**GOAL OF THE EXERCISE**
For every line in the entries that contains "icon", show the whole line.

Dataset rows describing interfaces
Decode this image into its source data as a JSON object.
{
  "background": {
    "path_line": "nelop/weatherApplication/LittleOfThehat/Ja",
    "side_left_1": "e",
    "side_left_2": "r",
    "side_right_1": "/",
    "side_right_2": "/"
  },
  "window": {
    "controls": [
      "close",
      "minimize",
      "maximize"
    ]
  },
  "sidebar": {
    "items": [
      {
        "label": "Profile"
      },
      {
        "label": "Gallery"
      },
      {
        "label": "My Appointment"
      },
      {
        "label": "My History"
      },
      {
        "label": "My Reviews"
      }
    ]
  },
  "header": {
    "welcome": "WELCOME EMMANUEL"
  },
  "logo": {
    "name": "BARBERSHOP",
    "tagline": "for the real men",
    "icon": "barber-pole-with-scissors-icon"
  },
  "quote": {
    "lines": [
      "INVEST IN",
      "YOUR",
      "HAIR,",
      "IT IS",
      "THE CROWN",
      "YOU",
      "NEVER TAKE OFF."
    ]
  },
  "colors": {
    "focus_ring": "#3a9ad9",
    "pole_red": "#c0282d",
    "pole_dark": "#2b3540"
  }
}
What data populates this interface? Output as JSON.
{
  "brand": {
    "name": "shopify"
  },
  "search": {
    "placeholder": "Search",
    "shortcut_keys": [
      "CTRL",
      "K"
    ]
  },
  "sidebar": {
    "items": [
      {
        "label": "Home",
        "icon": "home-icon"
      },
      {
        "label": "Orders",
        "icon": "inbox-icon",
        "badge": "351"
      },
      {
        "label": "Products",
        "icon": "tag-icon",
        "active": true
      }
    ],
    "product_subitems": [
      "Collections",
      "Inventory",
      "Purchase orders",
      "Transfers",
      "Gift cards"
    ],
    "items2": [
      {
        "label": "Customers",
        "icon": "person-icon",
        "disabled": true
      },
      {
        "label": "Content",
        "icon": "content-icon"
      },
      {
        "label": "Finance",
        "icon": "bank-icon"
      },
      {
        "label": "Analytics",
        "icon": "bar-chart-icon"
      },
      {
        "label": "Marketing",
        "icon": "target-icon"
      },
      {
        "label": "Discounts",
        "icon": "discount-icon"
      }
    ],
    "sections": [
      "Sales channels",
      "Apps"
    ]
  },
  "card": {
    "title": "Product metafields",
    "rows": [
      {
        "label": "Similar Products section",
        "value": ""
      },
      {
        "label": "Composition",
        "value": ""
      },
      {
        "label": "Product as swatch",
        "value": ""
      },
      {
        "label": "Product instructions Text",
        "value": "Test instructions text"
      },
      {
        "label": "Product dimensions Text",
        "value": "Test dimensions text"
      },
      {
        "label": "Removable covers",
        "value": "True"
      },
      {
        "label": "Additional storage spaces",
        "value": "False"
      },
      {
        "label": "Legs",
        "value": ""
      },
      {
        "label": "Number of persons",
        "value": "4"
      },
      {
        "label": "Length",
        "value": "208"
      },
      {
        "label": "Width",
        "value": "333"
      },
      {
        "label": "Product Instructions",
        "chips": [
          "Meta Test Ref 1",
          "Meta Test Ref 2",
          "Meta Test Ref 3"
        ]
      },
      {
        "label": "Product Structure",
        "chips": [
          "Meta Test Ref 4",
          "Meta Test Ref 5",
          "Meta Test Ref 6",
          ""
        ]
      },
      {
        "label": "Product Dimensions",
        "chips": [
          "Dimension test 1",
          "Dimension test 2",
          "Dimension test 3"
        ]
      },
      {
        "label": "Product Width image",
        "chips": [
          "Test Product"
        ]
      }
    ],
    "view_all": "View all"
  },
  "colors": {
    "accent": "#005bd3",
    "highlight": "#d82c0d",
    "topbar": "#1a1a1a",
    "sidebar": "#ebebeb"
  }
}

**RESULT**
    "icon": "barber-pole-with-scissors-icon"
        "icon": "home-icon"
        "icon": "inbox-icon",
        "icon": "tag-icon",
        "icon": "person-icon",
        "icon": "content-icon"
        "icon": "bank-icon"
        "icon": "bar-chart-icon"
        "icon": "target-icon"
        "icon": "discount-icon"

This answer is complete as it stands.